A CMP is a platform that can be used by publishers for requesting, receiving and storing users’ consent, with multiple partners. The CMP then sends this information to all relevant partners in the supply chain, to ensure compliance is achieved throughout the chain.

Ogury Choice Manager, a registered IAB Consent and Preference Management Platform, streamlines the user consent process by combining all consent notices from every partner and solution in one convenient place. As a result, users are shown just one clear consent notice, that minimizes disruption and enhances overall experience within apps and mobile sites. In providing a single and precise consent notice that covers consent requirements for every partner, publishers can avoid the aforementioned compliance mistakes and the fines that ensue.

Ogury Consent Manager goes beyond the capabilities of a standard CMP with its first-of-a-kind capability called ‘Fair Choice’. Understanding that compliance is fundamental today, but transparency, fairness, and user choice are the only way to build long-term trust; Our GDPR consent tool – Ogury Choice Manager – gives users gives users three unique options when it comes to consent.

  1. Opt-out of sharing their data, access content for free, but receive a lot of irrelevant and impersonal marketing.
  2. Pay a fairly priced monetary fee, without sharing data, in exchange for a marketing-free experience.
  3. Consent to share their data, access content for free, and receive valuable, relevant marketing from premium brands.

Don’t leave it to chance

GDPR compliance is not the most exciting subject for the fast-paced world of technology, marketing, and modern business; but it’s a fundamental requirement today. The steps we’ve outlined above should help you run a little audit on your operation, demystify confusion, and give you some tips to avoid common compliance mistakes. However, the only way to be truly certain is to seek legal guidance and/or enlist the services of a DPO.

Don’t fall for the common misconception that GDPR only affects Europeans. The regulation impacts any business that handles European data, regardless of where they are based. What’s more, with equivalent laws starting to pick-up pace in other continents, such as the California Consumer Privacy Act (CCPA) in the USA, data protection should be on everyone’s radar.

If you want to put your own GDPR expertise to the test, why not take our fun, free and quickfire GDPR Grandmaster Challenge, to find out just how knowledgeable you are on the subject.

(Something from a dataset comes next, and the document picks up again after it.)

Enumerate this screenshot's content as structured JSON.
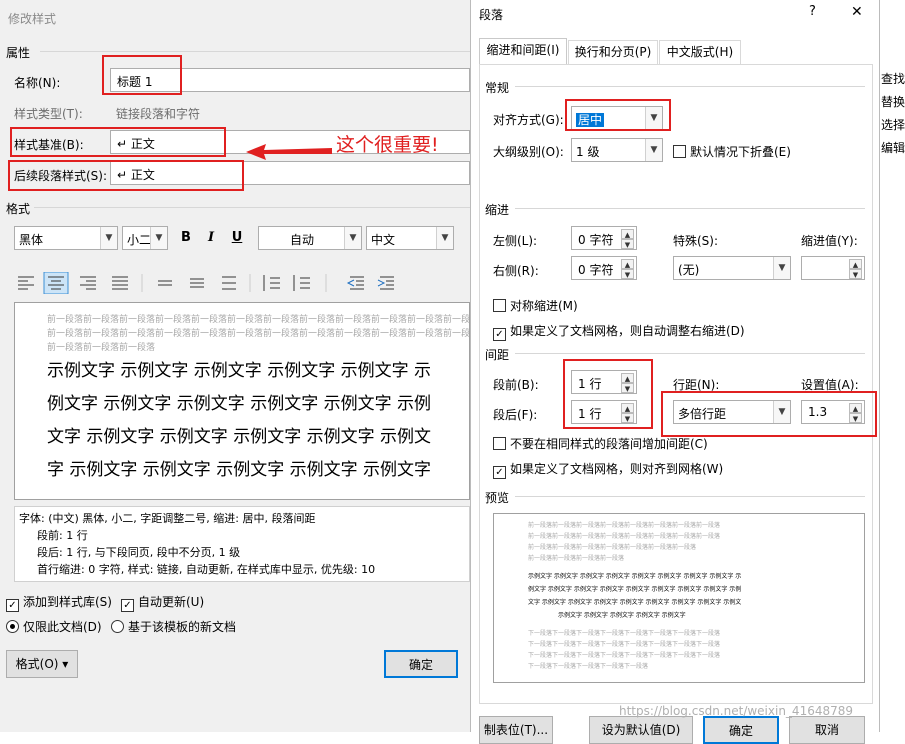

Should you have any questions or queries about Ogury Choice Manager, our GDPR consent tool or any of Ogury’s solutions, contact us at: hello@ogury.com

Romain Escaich, Head of Publisher Development, EMEA